* _EXERCISE PROMPT_: Report each line of the data below in which "Edit" appears.

---

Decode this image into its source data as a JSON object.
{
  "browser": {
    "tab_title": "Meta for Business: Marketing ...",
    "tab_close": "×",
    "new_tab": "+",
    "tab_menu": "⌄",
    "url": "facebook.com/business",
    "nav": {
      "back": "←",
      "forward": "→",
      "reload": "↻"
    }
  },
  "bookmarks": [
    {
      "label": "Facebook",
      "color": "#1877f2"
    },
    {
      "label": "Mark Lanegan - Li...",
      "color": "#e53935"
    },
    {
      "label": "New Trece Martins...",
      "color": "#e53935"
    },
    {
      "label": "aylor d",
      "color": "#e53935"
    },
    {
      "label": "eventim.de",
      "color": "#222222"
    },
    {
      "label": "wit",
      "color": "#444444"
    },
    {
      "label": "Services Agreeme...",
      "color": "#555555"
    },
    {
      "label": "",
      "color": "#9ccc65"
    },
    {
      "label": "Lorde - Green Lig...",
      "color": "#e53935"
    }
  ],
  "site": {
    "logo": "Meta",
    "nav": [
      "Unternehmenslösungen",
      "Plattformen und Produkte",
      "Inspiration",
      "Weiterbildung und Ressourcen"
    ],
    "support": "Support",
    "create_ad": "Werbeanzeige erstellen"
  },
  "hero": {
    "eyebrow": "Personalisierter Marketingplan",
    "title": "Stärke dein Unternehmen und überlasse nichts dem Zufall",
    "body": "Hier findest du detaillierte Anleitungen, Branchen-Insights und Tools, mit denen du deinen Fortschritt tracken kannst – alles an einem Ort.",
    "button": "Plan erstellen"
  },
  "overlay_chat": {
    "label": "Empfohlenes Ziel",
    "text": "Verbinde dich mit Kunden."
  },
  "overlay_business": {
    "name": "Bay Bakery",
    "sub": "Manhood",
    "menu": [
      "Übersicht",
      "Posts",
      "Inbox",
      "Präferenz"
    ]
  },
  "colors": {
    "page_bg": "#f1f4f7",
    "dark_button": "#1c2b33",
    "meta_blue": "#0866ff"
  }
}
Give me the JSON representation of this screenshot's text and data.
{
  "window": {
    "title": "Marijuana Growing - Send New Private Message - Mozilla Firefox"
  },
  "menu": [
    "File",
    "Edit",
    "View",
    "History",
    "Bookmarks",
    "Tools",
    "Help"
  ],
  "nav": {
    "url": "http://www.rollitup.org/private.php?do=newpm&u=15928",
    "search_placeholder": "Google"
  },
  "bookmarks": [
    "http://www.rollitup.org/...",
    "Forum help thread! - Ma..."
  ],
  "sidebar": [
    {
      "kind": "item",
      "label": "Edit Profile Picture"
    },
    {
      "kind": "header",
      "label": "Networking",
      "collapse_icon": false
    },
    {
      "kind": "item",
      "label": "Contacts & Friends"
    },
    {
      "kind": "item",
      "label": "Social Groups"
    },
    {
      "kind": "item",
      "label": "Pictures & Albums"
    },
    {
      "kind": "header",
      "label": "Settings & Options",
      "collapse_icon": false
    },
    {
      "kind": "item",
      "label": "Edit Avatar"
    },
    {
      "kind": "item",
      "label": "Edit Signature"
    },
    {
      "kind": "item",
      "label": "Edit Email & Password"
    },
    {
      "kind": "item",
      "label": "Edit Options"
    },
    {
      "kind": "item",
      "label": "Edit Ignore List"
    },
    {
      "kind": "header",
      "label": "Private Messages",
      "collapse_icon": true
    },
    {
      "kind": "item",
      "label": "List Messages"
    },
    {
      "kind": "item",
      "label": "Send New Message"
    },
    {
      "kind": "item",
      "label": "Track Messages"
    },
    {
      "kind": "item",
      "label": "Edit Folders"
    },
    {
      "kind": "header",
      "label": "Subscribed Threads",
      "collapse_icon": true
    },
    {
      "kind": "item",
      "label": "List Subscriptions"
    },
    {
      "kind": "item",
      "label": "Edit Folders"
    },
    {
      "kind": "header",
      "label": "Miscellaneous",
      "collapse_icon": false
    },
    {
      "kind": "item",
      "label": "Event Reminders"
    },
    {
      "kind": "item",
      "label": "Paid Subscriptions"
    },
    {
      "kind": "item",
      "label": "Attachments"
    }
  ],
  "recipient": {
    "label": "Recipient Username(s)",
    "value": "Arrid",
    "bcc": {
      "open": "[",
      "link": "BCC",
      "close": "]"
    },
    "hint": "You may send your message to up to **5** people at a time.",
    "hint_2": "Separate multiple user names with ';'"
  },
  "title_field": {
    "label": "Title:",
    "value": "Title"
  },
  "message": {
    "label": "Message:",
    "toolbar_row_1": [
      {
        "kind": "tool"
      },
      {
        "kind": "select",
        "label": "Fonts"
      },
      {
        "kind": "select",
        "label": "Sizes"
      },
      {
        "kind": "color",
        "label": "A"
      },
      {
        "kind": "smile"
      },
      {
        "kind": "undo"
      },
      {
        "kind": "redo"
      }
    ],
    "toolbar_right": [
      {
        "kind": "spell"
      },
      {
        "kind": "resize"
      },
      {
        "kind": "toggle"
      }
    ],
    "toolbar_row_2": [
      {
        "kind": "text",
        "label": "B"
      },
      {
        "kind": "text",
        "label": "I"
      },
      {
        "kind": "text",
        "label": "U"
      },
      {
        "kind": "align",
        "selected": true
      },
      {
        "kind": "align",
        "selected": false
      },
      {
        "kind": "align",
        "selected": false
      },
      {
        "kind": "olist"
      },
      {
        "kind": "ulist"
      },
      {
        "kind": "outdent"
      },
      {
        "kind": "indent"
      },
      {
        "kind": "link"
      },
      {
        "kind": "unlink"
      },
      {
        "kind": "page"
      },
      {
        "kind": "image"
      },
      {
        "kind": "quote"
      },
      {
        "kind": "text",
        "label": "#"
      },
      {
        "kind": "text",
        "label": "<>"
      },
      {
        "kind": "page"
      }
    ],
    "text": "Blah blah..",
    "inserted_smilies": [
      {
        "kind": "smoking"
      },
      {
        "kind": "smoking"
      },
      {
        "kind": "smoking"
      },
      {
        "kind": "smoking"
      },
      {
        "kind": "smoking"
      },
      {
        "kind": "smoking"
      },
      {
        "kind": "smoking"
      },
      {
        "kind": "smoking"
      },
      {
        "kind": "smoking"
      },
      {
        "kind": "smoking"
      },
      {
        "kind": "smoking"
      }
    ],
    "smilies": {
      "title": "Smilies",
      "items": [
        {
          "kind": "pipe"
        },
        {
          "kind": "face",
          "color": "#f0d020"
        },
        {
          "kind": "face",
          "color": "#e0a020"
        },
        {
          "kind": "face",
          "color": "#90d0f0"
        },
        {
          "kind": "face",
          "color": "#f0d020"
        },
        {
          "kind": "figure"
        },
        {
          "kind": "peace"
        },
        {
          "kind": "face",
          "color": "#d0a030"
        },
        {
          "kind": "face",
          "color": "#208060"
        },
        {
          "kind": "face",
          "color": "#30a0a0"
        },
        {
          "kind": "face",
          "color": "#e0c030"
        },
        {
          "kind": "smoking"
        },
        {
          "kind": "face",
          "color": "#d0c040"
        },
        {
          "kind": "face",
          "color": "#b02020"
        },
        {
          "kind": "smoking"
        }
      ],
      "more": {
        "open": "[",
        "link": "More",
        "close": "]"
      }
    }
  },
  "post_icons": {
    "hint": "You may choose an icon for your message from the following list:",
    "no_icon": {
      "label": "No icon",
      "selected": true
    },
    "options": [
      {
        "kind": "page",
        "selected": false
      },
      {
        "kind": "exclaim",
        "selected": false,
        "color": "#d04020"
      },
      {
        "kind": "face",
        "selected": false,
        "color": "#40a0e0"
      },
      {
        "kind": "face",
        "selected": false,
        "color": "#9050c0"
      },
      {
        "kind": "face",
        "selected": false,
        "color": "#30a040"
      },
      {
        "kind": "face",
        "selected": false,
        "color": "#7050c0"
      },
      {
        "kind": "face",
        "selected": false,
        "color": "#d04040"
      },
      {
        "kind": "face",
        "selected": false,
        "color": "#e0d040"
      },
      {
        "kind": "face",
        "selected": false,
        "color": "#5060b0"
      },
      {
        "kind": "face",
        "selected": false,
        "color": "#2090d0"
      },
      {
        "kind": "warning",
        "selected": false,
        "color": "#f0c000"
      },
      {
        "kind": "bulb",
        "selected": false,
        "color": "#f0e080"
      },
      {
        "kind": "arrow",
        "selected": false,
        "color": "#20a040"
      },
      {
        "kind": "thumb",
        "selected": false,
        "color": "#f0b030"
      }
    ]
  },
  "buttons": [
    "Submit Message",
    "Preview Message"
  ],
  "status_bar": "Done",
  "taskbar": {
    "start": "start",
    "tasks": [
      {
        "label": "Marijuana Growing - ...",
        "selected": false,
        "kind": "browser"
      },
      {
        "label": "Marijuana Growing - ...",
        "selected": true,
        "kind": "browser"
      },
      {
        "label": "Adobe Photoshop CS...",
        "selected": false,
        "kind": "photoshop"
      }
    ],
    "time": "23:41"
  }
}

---

* _SOLUTION FOR THIS PROBLEM_:
    "Edit",
      "label": "Edit Profile Picture"
      "label": "Edit Avatar"
      "label": "Edit Signature"
      "label": "Edit Email & Password"
      "label": "Edit Options"
      "label": "Edit Ignore List"
      "label": "Edit Folders"
      "label": "Edit Folders"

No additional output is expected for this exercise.